Youth Participation

  • Work with the young people you want to reach, to map their current service access and identify their trusted community members.
  • Engage young people in implementing out-of-facility service delivery and linking their peers with the services.

Data Management

  • Ensure that out-of-facility service provision has monitoring and evaluation mechanisms and are provided with supportive supervision.
  • Harmonize data collection from out-of-facility service provision with facility-based service data, and use both to inform further strategy for service uptake.

Multisectoral Collaboration

  • Partner with innovative and non-traditional entities that urban young people will be more likely to access.

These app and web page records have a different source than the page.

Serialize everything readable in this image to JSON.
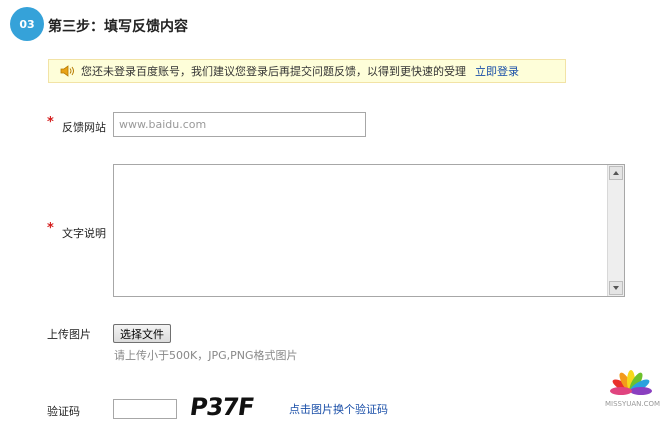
{
  "step": {
    "number": "03",
    "title": "第三步：填写反馈内容"
  },
  "notice": {
    "icon": "speaker-icon",
    "text": "您还未登录百度账号，我们建议您登录后再提交问题反馈，以得到更快速的受理",
    "link": "立即登录"
  },
  "form": {
    "required_mark": "*",
    "website_label": "反馈网站",
    "website_value": "www.baidu.com",
    "description_label": "文字说明",
    "upload_label": "上传图片",
    "upload_button": "选择文件",
    "upload_hint": "请上传小于500K，JPG,PNG格式图片",
    "captcha_label": "验证码",
    "captcha_text": "P37F",
    "captcha_refresh": "点击图片换个验证码"
  },
  "watermark": {
    "text": "MISSYUAN.COM"
  },
  "colors": {
    "accent_blue": "#35a2d9",
    "link": "#1a4fa8",
    "required": "#d41a1a",
    "notice_bg": "#fefed9",
    "notice_border": "#f2e3a6"
  }
}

  • Reaching special groups (like married girls and first time parents) with services may take additional effort, as they often have more barriers to overcome. One key barrier is cost – the cost involved in going to a place that delivers services, taking time off from housekeeping or employment and paying for contraceptives. Removing user fees, or providing vouchers or cash transfers where possible, could increase young women’s access to services. Another barrier is isolation. Home visits by community health workers to provide contraceptive services and information about the importance of delaying first birth and spacing is a promising approach.
  • An out-of-facility approach cannot provide comprehensive services without strong referral links to facility-based services. Some services (like IUD insertion, sterilization and post-abortion care) need to be provided in a static facility; and this may be mandated by law. Ensuring that out-of-facility staff are prepared to refer patients to a traditional facility is crucial for fully meeting the SRH needs of urban youth.


See a listing of all AYSRH references.